## Data shown
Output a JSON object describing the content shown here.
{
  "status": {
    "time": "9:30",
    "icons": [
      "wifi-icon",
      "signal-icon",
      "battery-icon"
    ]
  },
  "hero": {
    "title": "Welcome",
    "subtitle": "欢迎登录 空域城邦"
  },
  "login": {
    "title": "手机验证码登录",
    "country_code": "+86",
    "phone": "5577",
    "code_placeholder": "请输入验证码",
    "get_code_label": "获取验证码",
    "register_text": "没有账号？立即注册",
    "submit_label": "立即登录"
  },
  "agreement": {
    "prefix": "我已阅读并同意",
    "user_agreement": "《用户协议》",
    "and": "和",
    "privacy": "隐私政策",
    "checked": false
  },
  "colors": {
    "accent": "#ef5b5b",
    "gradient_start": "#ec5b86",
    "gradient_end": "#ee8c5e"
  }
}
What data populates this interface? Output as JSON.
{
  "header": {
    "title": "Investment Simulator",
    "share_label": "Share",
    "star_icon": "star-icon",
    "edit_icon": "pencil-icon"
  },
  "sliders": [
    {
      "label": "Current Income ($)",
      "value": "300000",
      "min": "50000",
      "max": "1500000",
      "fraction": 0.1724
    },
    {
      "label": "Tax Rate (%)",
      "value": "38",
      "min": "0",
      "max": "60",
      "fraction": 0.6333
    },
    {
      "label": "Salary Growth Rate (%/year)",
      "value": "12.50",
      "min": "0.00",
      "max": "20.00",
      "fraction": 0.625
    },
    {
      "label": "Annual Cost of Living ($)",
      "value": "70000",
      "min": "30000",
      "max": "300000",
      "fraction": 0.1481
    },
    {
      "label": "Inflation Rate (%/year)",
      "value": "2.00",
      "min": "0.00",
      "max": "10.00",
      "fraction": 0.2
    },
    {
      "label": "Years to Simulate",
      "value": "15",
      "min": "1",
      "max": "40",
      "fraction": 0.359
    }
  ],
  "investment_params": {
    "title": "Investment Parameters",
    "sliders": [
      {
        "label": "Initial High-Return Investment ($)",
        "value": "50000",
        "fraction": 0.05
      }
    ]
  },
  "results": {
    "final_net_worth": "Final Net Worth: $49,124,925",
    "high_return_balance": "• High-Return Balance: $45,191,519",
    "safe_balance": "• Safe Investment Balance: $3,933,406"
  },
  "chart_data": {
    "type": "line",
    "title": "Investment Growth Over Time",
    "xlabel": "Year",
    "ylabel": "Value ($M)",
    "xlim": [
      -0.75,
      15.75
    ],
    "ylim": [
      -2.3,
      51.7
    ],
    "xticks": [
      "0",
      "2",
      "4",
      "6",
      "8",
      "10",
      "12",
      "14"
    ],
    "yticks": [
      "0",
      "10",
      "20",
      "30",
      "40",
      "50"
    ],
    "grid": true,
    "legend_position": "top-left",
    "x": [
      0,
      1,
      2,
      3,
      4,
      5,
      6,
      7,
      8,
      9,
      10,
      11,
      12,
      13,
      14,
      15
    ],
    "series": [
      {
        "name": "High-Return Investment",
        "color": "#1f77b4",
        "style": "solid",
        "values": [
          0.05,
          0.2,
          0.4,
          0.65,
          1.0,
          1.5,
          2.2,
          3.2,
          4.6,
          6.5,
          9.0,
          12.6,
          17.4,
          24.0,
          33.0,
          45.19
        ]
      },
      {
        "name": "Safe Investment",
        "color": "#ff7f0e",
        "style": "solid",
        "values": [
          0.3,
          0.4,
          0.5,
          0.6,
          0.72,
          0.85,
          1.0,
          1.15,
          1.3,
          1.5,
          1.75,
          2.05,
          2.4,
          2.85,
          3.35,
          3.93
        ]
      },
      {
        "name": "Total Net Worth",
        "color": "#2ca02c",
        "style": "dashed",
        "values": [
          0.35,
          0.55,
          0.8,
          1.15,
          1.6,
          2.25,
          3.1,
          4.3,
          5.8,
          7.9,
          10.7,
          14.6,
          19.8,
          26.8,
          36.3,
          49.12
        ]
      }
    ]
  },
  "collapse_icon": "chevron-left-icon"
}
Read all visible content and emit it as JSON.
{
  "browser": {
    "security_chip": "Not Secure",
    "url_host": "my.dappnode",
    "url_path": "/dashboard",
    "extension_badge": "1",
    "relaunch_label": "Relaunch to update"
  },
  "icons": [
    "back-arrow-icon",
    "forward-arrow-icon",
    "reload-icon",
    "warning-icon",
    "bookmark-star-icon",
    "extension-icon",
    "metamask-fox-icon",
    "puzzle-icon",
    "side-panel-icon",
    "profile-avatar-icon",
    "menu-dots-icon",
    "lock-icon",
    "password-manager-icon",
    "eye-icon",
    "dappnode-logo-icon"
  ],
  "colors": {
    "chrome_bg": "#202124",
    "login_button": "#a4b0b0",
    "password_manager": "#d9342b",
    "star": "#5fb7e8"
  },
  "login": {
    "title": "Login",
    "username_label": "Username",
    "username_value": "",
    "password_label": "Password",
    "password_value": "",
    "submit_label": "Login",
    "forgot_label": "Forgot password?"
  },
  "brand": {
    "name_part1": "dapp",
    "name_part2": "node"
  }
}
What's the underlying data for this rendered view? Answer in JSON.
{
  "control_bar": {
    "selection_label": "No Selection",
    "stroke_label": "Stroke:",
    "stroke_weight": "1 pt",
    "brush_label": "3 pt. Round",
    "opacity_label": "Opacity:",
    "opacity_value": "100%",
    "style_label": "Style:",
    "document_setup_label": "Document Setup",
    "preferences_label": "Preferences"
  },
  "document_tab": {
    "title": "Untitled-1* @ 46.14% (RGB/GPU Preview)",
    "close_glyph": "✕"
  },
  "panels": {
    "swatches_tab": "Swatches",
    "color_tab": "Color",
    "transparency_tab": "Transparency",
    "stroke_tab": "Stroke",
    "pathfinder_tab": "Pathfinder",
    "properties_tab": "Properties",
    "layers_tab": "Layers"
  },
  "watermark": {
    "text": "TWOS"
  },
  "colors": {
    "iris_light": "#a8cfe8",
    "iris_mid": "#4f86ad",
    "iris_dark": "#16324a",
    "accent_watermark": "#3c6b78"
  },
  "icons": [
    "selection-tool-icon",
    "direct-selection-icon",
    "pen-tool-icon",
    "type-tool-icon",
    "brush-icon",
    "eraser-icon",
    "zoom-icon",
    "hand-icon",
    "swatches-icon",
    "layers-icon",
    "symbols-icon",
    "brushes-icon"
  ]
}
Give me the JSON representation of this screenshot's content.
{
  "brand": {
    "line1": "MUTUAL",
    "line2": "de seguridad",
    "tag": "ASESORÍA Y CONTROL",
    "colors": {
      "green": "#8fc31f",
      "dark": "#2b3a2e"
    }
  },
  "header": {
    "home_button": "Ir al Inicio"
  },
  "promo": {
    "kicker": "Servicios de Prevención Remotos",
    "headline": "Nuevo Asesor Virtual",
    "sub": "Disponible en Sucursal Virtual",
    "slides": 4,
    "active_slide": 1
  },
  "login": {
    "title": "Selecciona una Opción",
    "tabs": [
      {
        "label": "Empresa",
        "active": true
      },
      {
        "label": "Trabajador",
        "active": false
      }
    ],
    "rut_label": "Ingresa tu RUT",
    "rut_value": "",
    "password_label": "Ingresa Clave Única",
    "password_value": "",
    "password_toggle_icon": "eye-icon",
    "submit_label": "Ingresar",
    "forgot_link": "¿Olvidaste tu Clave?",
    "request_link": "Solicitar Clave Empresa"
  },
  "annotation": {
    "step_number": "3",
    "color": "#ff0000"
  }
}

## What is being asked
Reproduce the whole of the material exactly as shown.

## Output of the exercise
Output a JSON object describing the content shown here.
{
  "status": {
    "time": "9:30",
    "icons": [
      "wifi-icon",
      "signal-icon",
      "battery-icon"
    ]
  },
  "hero": {
    "title": "Welcome",
    "subtitle": "欢迎登录 空域城邦"
  },
  "login": {
    "title": "手机验证码登录",
    "country_code": "+86",
    "phone": "5577",
    "code_placeholder": "请输入验证码",
    "get_code_label": "获取验证码",
    "register_text": "没有账号？立即注册",
    "submit_label": "立即登录"
  },
  "agreement": {
    "prefix": "我已阅读并同意",
    "user_agreement": "《用户协议》",
    "and": "和",
    "privacy": "隐私政策",
    "checked": false
  },
  "colors": {
    "accent": "#ef5b5b",
    "gradient_start": "#ec5b86",
    "gradient_end": "#ee8c5e"
  }
}
What data populates this interface? Output as JSON.
{
  "header": {
    "title": "Investment Simulator",
    "share_label": "Share",
    "star_icon": "star-icon",
    "edit_icon": "pencil-icon"
  },
  "sliders": [
    {
      "label": "Current Income ($)",
      "value": "300000",
      "min": "50000",
      "max": "1500000",
      "fraction": 0.1724
    },
    {
      "label": "Tax Rate (%)",
      "value": "38",
      "min": "0",
      "max": "60",
      "fraction": 0.6333
    },
    {
      "label": "Salary Growth Rate (%/year)",
      "value": "12.50",
      "min": "0.00",
      "max": "20.00",
      "fraction": 0.625
    },
    {
      "label": "Annual Cost of Living ($)",
      "value": "70000",
      "min": "30000",
      "max": "300000",
      "fraction": 0.1481
    },
    {
      "label": "Inflation Rate (%/year)",
      "value": "2.00",
      "min": "0.00",
      "max": "10.00",
      "fraction": 0.2
    },
    {
      "label": "Years to Simulate",
      "value": "15",
      "min": "1",
      "max": "40",
      "fraction": 0.359
    }
  ],
  "investment_params": {
    "title": "Investment Parameters",
    "sliders": [
      {
        "label": "Initial High-Return Investment ($)",
        "value": "50000",
        "fraction": 0.05
      }
    ]
  },
  "results": {
    "final_net_worth": "Final Net Worth: $49,124,925",
    "high_return_balance": "• High-Return Balance: $45,191,519",
    "safe_balance": "• Safe Investment Balance: $3,933,406"
  },
  "chart_data": {
    "type": "line",
    "title": "Investment Growth Over Time",
    "xlabel": "Year",
    "ylabel": "Value ($M)",
    "xlim": [
      -0.75,
      15.75
    ],
    "ylim": [
      -2.3,
      51.7
    ],
    "xticks": [
      "0",
      "2",
      "4",
      "6",
      "8",
      "10",
      "12",
      "14"
    ],
    "yticks": [
      "0",
      "10",
      "20",
      "30",
      "40",
      "50"
    ],
    "grid": true,
    "legend_position": "top-left",
    "x": [
      0,
      1,
      2,
      3,
      4,
      5,
      6,
      7,
      8,
      9,
      10,
      11,
      12,
      13,
      14,
      15
    ],
    "series": [
      {
        "name": "High-Return Investment",
        "color": "#1f77b4",
        "style": "solid",
        "values": [
          0.05,
          0.2,
          0.4,
          0.65,
          1.0,
          1.5,
          2.2,
          3.2,
          4.6,
          6.5,
          9.0,
          12.6,
          17.4,
          24.0,
          33.0,
          45.19
        ]
      },
      {
        "name": "Safe Investment",
        "color": "#ff7f0e",
        "style": "solid",
        "values": [
          0.3,
          0.4,
          0.5,
          0.6,
          0.72,
          0.85,
          1.0,
          1.15,
          1.3,
          1.5,
          1.75,
          2.05,
          2.4,
          2.85,
          3.35,
          3.93
        ]
      },
      {
        "name": "Total Net Worth",
        "color": "#2ca02c",
        "style": "dashed",
        "values": [
          0.35,
          0.55,
          0.8,
          1.15,
          1.6,
          2.25,
          3.1,
          4.3,
          5.8,
          7.9,
          10.7,
          14.6,
          19.8,
          26.8,
          36.3,
          49.12
        ]
      }
    ]
  },
  "collapse_icon": "chevron-left-icon"
}
Read all visible content and emit it as JSON.
{
  "browser": {
    "security_chip": "Not Secure",
    "url_host": "my.dappnode",
    "url_path": "/dashboard",
    "extension_badge": "1",
    "relaunch_label": "Relaunch to update"
  },
  "icons": [
    "back-arrow-icon",
    "forward-arrow-icon",
    "reload-icon",
    "warning-icon",
    "bookmark-star-icon",
    "extension-icon",
    "metamask-fox-icon",
    "puzzle-icon",
    "side-panel-icon",
    "profile-avatar-icon",
    "menu-dots-icon",
    "lock-icon",
    "password-manager-icon",
    "eye-icon",
    "dappnode-logo-icon"
  ],
  "colors": {
    "chrome_bg": "#202124",
    "login_button": "#a4b0b0",
    "password_manager": "#d9342b",
    "star": "#5fb7e8"
  },
  "login": {
    "title": "Login",
    "username_label": "Username",
    "username_value": "",
    "password_label": "Password",
    "password_value": "",
    "submit_label": "Login",
    "forgot_label": "Forgot password?"
  },
  "brand": {
    "name_part1": "dapp",
    "name_part2": "node"
  }
}
What's the underlying data for this rendered view? Answer in JSON.
{
  "control_bar": {
    "selection_label": "No Selection",
    "stroke_label": "Stroke:",
    "stroke_weight": "1 pt",
    "brush_label": "3 pt. Round",
    "opacity_label": "Opacity:",
    "opacity_value": "100%",
    "style_label": "Style:",
    "document_setup_label": "Document Setup",
    "preferences_label": "Preferences"
  },
  "document_tab": {
    "title": "Untitled-1* @ 46.14% (RGB/GPU Preview)",
    "close_glyph": "✕"
  },
  "panels": {
    "swatches_tab": "Swatches",
    "color_tab": "Color",
    "transparency_tab": "Transparency",
    "stroke_tab": "Stroke",
    "pathfinder_tab": "Pathfinder",
    "properties_tab": "Properties",
    "layers_tab": "Layers"
  },
  "watermark": {
    "text": "TWOS"
  },
  "colors": {
    "iris_light": "#a8cfe8",
    "iris_mid": "#4f86ad",
    "iris_dark": "#16324a",
    "accent_watermark": "#3c6b78"
  },
  "icons": [
    "selection-tool-icon",
    "direct-selection-icon",
    "pen-tool-icon",
    "type-tool-icon",
    "brush-icon",
    "eraser-icon",
    "zoom-icon",
    "hand-icon",
    "swatches-icon",
    "layers-icon",
    "symbols-icon",
    "brushes-icon"
  ]
}
Give me the JSON representation of this screenshot's content.
{
  "brand": {
    "line1": "MUTUAL",
    "line2": "de seguridad",
    "tag": "ASESORÍA Y CONTROL",
    "colors": {
      "green": "#8fc31f",
      "dark": "#2b3a2e"
    }
  },
  "header": {
    "home_button": "Ir al Inicio"
  },
  "promo": {
    "kicker": "Servicios de Prevención Remotos",
    "headline": "Nuevo Asesor Virtual",
    "sub": "Disponible en Sucursal Virtual",
    "slides": 4,
    "active_slide": 1
  },
  "login": {
    "title": "Selecciona una Opción",
    "tabs": [
      {
        "label": "Empresa",
        "active": true
      },
      {
        "label": "Trabajador",
        "active": false
      }
    ],
    "rut_label": "Ingresa tu RUT",
    "rut_value": "",
    "password_label": "Ingresa Clave Única",
    "password_value": "",
    "password_toggle_icon": "eye-icon",
    "submit_label": "Ingresar",
    "forgot_link": "¿Olvidaste tu Clave?",
    "request_link": "Solicitar Clave Empresa"
  },
  "annotation": {
    "step_number": "3",
    "color": "#ff0000"
  }
}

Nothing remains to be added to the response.